— Action item —
Could you copy the records below exactly, leaving out any pictures?

— Data supplied —
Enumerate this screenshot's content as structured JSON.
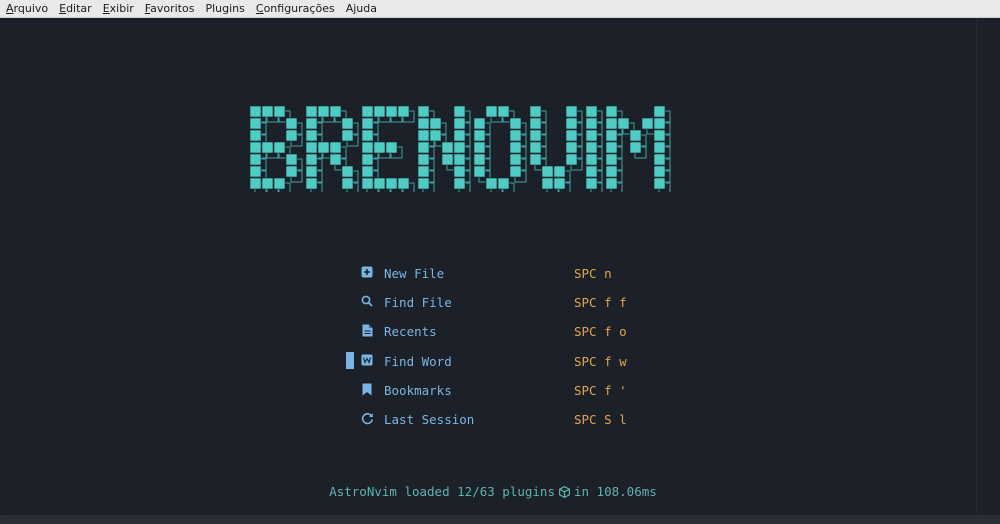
{
  "menubar": {
    "items": [
      {
        "mnemonic": "A",
        "rest": "rquivo"
      },
      {
        "mnemonic": "E",
        "rest": "ditar"
      },
      {
        "mnemonic": "E",
        "rest": "xibir",
        "pre": ""
      },
      {
        "mnemonic": "F",
        "rest": "avoritos"
      },
      {
        "mnemonic": "",
        "rest": "Plugins"
      },
      {
        "mnemonic": "C",
        "rest": "onfigurações"
      },
      {
        "pre": "A",
        "mnemonic": "j",
        "rest": "uda"
      }
    ]
  },
  "logo": {
    "text": "BRENOVIM",
    "color": "#4ecdc4"
  },
  "dashboard": {
    "entries": [
      {
        "icon": "new-file-icon",
        "label": "New File",
        "key": "SPC n"
      },
      {
        "icon": "search-icon",
        "label": "Find File",
        "key": "SPC f f"
      },
      {
        "icon": "document-icon",
        "label": "Recents",
        "key": "SPC f o"
      },
      {
        "icon": "word-icon",
        "label": "Find Word",
        "key": "SPC f w"
      },
      {
        "icon": "bookmark-icon",
        "label": "Bookmarks",
        "key": "SPC f '"
      },
      {
        "icon": "restore-session-icon",
        "label": "Last Session",
        "key": "SPC S l"
      }
    ],
    "selected_index": 3
  },
  "footer": {
    "prefix": "AstroNvim loaded 12/63 plugins",
    "suffix": "in 108.06ms"
  },
  "colors": {
    "background": "#1b2029",
    "label": "#7ab6e3",
    "key": "#e3a54a",
    "footer": "#59b7b0"
  }
}
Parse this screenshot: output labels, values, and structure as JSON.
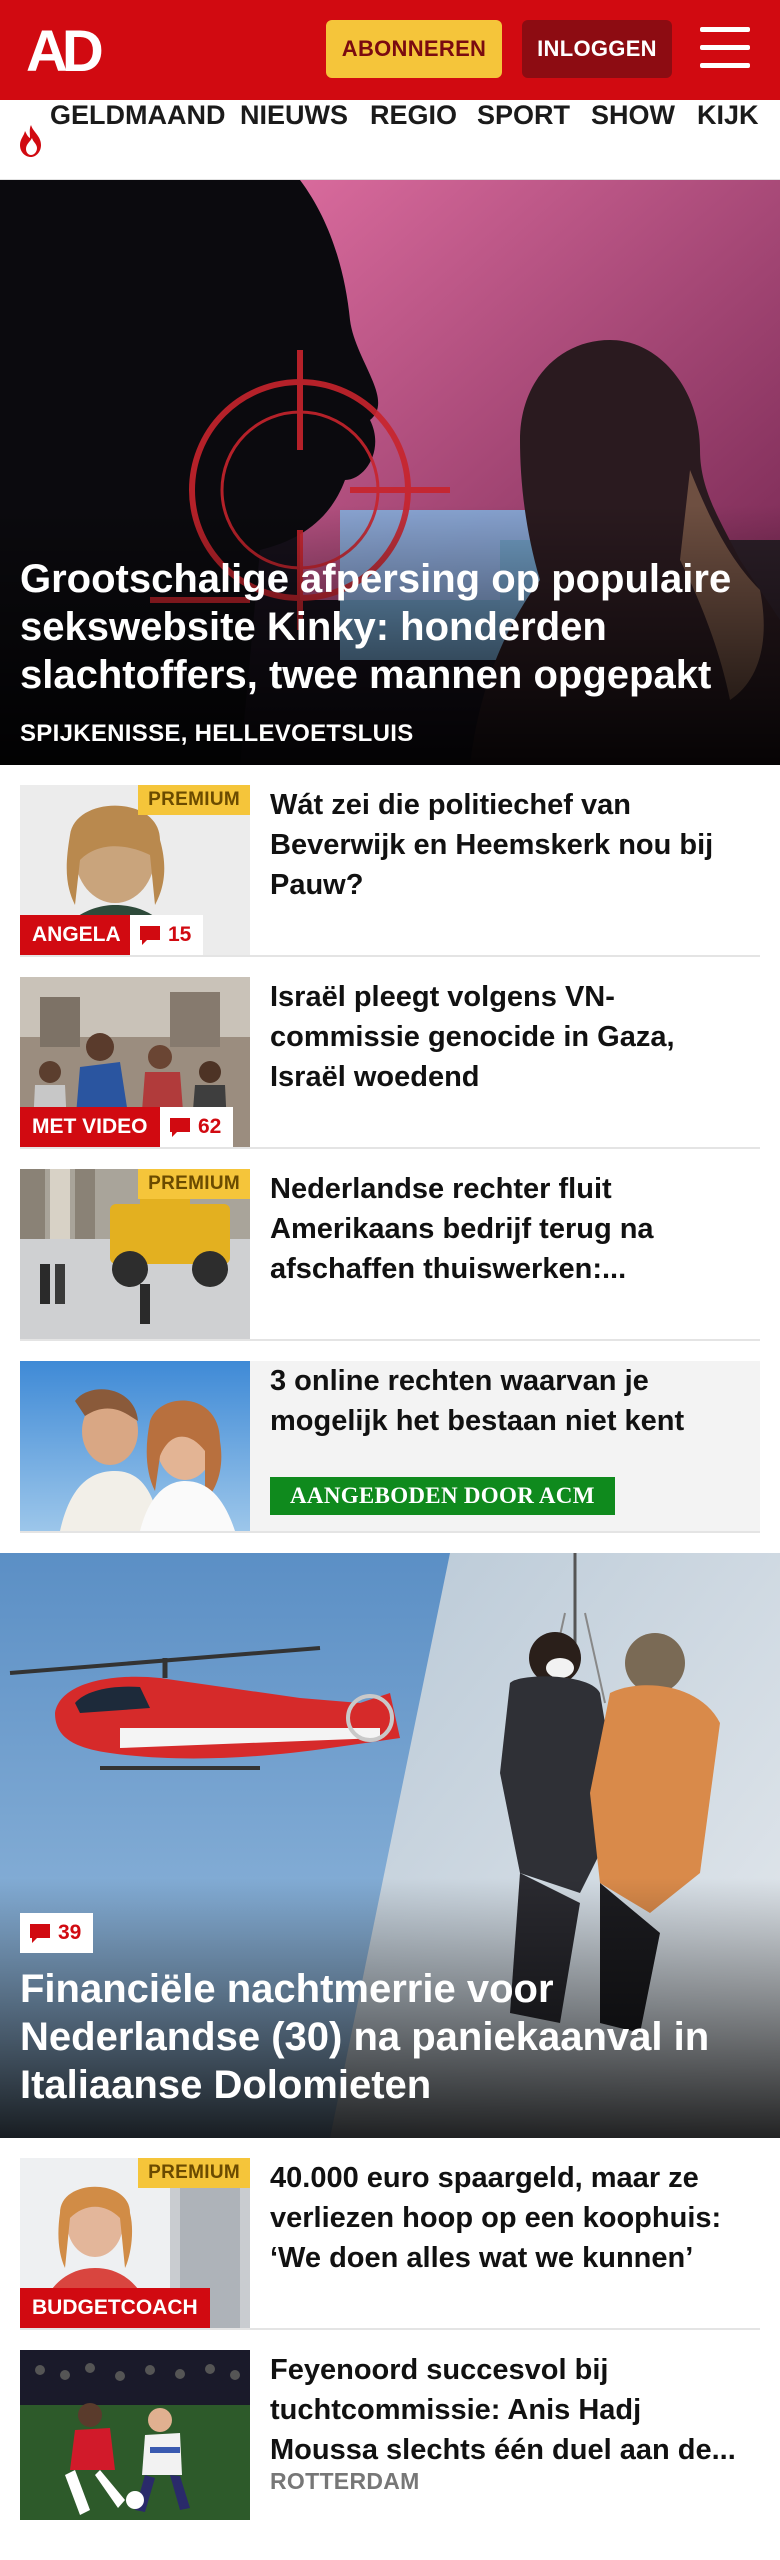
{
  "header": {
    "logo_text": "AD",
    "subscribe_label": "ABONNEREN",
    "login_label": "INLOGGEN",
    "brand_color": "#d10a11"
  },
  "nav": {
    "items": [
      "GELDMAAND",
      "NIEUWS",
      "REGIO",
      "SPORT",
      "SHOW",
      "KIJK"
    ],
    "flame_icon": "flame-icon"
  },
  "hero_top": {
    "title": "Grootschalige afpersing op populaire sekswebsite Kinky: honderden slachtoffers, twee mannen opgepakt",
    "location": "SPIJKENISSE, HELLEVOETSLUIS"
  },
  "articles": [
    {
      "title": "Wát zei die politiechef van Beverwijk en Heemskerk nou bij Pauw?",
      "premium": "PREMIUM",
      "label": "ANGELA",
      "comments": "15"
    },
    {
      "title": "Israël pleegt volgens VN-commissie genocide in Gaza, Israël woedend",
      "label": "MET VIDEO",
      "comments": "62"
    },
    {
      "title": "Nederlandse rechter fluit Amerikaans bedrijf terug na afschaffen thuiswerken:...",
      "premium": "PREMIUM"
    },
    {
      "title": "3 online rechten waarvan je mogelijk het bestaan niet kent",
      "sponsor_label": "AANGEBODEN DOOR ACM"
    }
  ],
  "hero_bottom": {
    "title": "Financiële nachtmerrie voor Nederlandse (30) na paniekaanval in Italiaanse Dolomieten",
    "comments": "39"
  },
  "articles2": [
    {
      "title": "40.000 euro spaargeld, maar ze verliezen hoop op een koophuis: ‘We doen alles wat we kunnen’",
      "premium": "PREMIUM",
      "label": "BUDGETCOACH"
    },
    {
      "title": "Feyenoord succesvol bij tuchtcommissie: Anis Hadj Moussa slechts één duel aan de...",
      "location": "ROTTERDAM"
    }
  ]
}
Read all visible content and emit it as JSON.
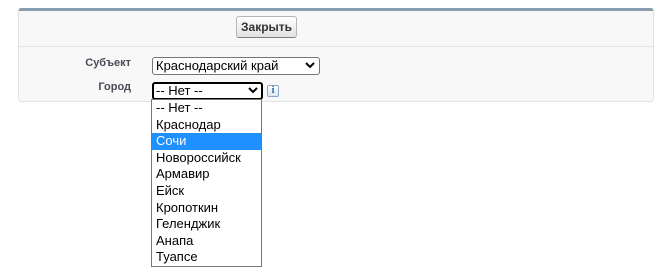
{
  "form": {
    "close_button": "Закрыть",
    "subject_label": "Субъект",
    "subject_value": "Краснодарский край",
    "city_label": "Город",
    "city_value": "-- Нет --",
    "info_icon_text": "i"
  },
  "city_dropdown": {
    "highlighted": "Сочи",
    "options": [
      "-- Нет --",
      "Краснодар",
      "Сочи",
      "Новороссийск",
      "Армавир",
      "Ейск",
      "Кропоткин",
      "Геленджик",
      "Анапа",
      "Туапсе"
    ]
  },
  "colors": {
    "panel_top_border": "#8a9eb2",
    "highlight": "#1e90ff"
  }
}
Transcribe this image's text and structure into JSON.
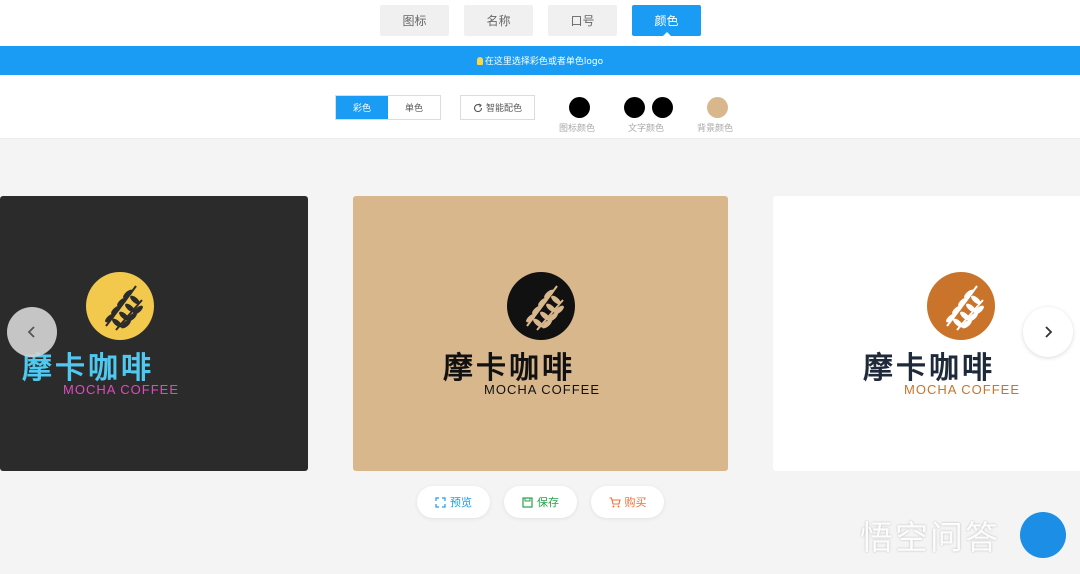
{
  "tabs": [
    {
      "label": "图标",
      "active": false
    },
    {
      "label": "名称",
      "active": false
    },
    {
      "label": "口号",
      "active": false
    },
    {
      "label": "颜色",
      "active": true
    }
  ],
  "hint": "在这里选择彩色或者单色logo",
  "options": {
    "color_label": "彩色",
    "mono_label": "单色",
    "smart_label": "智能配色",
    "icon_color_label": "图标颜色",
    "text_color_label": "文字颜色",
    "bg_color_label": "背景颜色"
  },
  "swatches": {
    "icon": "#000000",
    "text": [
      "#000000",
      "#000000"
    ],
    "background": "#d9b78d"
  },
  "cards": [
    {
      "cn": "摩卡咖啡",
      "en": "MOCHA COFFEE",
      "bg": "#2b2b2b",
      "emblem": "#f2c94c",
      "leaf": "#2b2b2b",
      "cn_color": "#4fc9f0",
      "en_color": "#e04ac0"
    },
    {
      "cn": "摩卡咖啡",
      "en": "MOCHA COFFEE",
      "bg": "#d9b78d",
      "emblem": "#111111",
      "leaf": "#d9b78d",
      "cn_color": "#111111",
      "en_color": "#111111"
    },
    {
      "cn": "摩卡咖啡",
      "en": "MOCHA COFFEE",
      "bg": "#ffffff",
      "emblem": "#c9742a",
      "leaf": "#ffffff",
      "cn_color": "#1e2a3a",
      "en_color": "#c9742a"
    }
  ],
  "actions": {
    "preview": "预览",
    "save": "保存",
    "buy": "购买"
  },
  "watermark": "悟空问答"
}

— Exercise solution —
Enumerate this screenshot's content as structured JSON.
{
  "menubar": {
    "items": [
      {
        "mnemonic": "A",
        "rest": "rquivo"
      },
      {
        "mnemonic": "E",
        "rest": "ditar"
      },
      {
        "mnemonic": "E",
        "rest": "xibir",
        "pre": ""
      },
      {
        "mnemonic": "F",
        "rest": "avoritos"
      },
      {
        "mnemonic": "",
        "rest": "Plugins"
      },
      {
        "mnemonic": "C",
        "rest": "onfigurações"
      },
      {
        "pre": "A",
        "mnemonic": "j",
        "rest": "uda"
      }
    ]
  },
  "logo": {
    "text": "BRENOVIM",
    "color": "#4ecdc4"
  },
  "dashboard": {
    "entries": [
      {
        "icon": "new-file-icon",
        "label": "New File",
        "key": "SPC n"
      },
      {
        "icon": "search-icon",
        "label": "Find File",
        "key": "SPC f f"
      },
      {
        "icon": "document-icon",
        "label": "Recents",
        "key": "SPC f o"
      },
      {
        "icon": "word-icon",
        "label": "Find Word",
        "key": "SPC f w"
      },
      {
        "icon": "bookmark-icon",
        "label": "Bookmarks",
        "key": "SPC f '"
      },
      {
        "icon": "restore-session-icon",
        "label": "Last Session",
        "key": "SPC S l"
      }
    ],
    "selected_index": 3
  },
  "footer": {
    "prefix": "AstroNvim loaded 12/63 plugins",
    "suffix": "in 108.06ms"
  },
  "colors": {
    "background": "#1b2029",
    "label": "#7ab6e3",
    "key": "#e3a54a",
    "footer": "#59b7b0"
  }
}
Parse this screenshot: output labels, values, and structure as JSON.
{
  "header": {
    "logo_text": "AD",
    "subscribe_label": "ABONNEREN",
    "login_label": "INLOGGEN",
    "brand_color": "#d10a11"
  },
  "nav": {
    "items": [
      "GELDMAAND",
      "NIEUWS",
      "REGIO",
      "SPORT",
      "SHOW",
      "KIJK"
    ],
    "flame_icon": "flame-icon"
  },
  "hero_top": {
    "title": "Grootschalige afpersing op populaire sekswebsite Kinky: honderden slachtoffers, twee mannen opgepakt",
    "location": "SPIJKENISSE, HELLEVOETSLUIS"
  },
  "articles": [
    {
      "title": "Wát zei die politiechef van Beverwijk en Heemskerk nou bij Pauw?",
      "premium": "PREMIUM",
      "label": "ANGELA",
      "comments": "15"
    },
    {
      "title": "Israël pleegt volgens VN-commissie genocide in Gaza, Israël woedend",
      "label": "MET VIDEO",
      "comments": "62"
    },
    {
      "title": "Nederlandse rechter fluit Amerikaans bedrijf terug na afschaffen thuiswerken:...",
      "premium": "PREMIUM"
    },
    {
      "title": "3 online rechten waarvan je mogelijk het bestaan niet kent",
      "sponsor_label": "AANGEBODEN DOOR ACM"
    }
  ],
  "hero_bottom": {
    "title": "Financiële nachtmerrie voor Nederlandse (30) na paniekaanval in Italiaanse Dolomieten",
    "comments": "39"
  },
  "articles2": [
    {
      "title": "40.000 euro spaargeld, maar ze verliezen hoop op een koophuis: ‘We doen alles wat we kunnen’",
      "premium": "PREMIUM",
      "label": "BUDGETCOACH"
    },
    {
      "title": "Feyenoord succesvol bij tuchtcommissie: Anis Hadj Moussa slechts één duel aan de...",
      "location": "ROTTERDAM"
    }
  ]
}
Read all visible content and emit it as JSON.
{
  "form": {
    "close_button": "Закрыть",
    "subject_label": "Субъект",
    "subject_value": "Краснодарский край",
    "city_label": "Город",
    "city_value": "-- Нет --",
    "info_icon_text": "i"
  },
  "city_dropdown": {
    "highlighted": "Сочи",
    "options": [
      "-- Нет --",
      "Краснодар",
      "Сочи",
      "Новороссийск",
      "Армавир",
      "Ейск",
      "Кропоткин",
      "Геленджик",
      "Анапа",
      "Туапсе"
    ]
  },
  "colors": {
    "panel_top_border": "#8a9eb2",
    "highlight": "#1e90ff"
  }
}
Transcribe this image's text and structure into JSON.
{
  "tabs": [
    {
      "label": "图标",
      "active": false
    },
    {
      "label": "名称",
      "active": false
    },
    {
      "label": "口号",
      "active": false
    },
    {
      "label": "颜色",
      "active": true
    }
  ],
  "hint": "在这里选择彩色或者单色logo",
  "options": {
    "color_label": "彩色",
    "mono_label": "单色",
    "smart_label": "智能配色",
    "icon_color_label": "图标颜色",
    "text_color_label": "文字颜色",
    "bg_color_label": "背景颜色"
  },
  "swatches": {
    "icon": "#000000",
    "text": [
      "#000000",
      "#000000"
    ],
    "background": "#d9b78d"
  },
  "cards": [
    {
      "cn": "摩卡咖啡",
      "en": "MOCHA COFFEE",
      "bg": "#2b2b2b",
      "emblem": "#f2c94c",
      "leaf": "#2b2b2b",
      "cn_color": "#4fc9f0",
      "en_color": "#e04ac0"
    },
    {
      "cn": "摩卡咖啡",
      "en": "MOCHA COFFEE",
      "bg": "#d9b78d",
      "emblem": "#111111",
      "leaf": "#d9b78d",
      "cn_color": "#111111",
      "en_color": "#111111"
    },
    {
      "cn": "摩卡咖啡",
      "en": "MOCHA COFFEE",
      "bg": "#ffffff",
      "emblem": "#c9742a",
      "leaf": "#ffffff",
      "cn_color": "#1e2a3a",
      "en_color": "#c9742a"
    }
  ],
  "actions": {
    "preview": "预览",
    "save": "保存",
    "buy": "购买"
  },
  "watermark": "悟空问答"
}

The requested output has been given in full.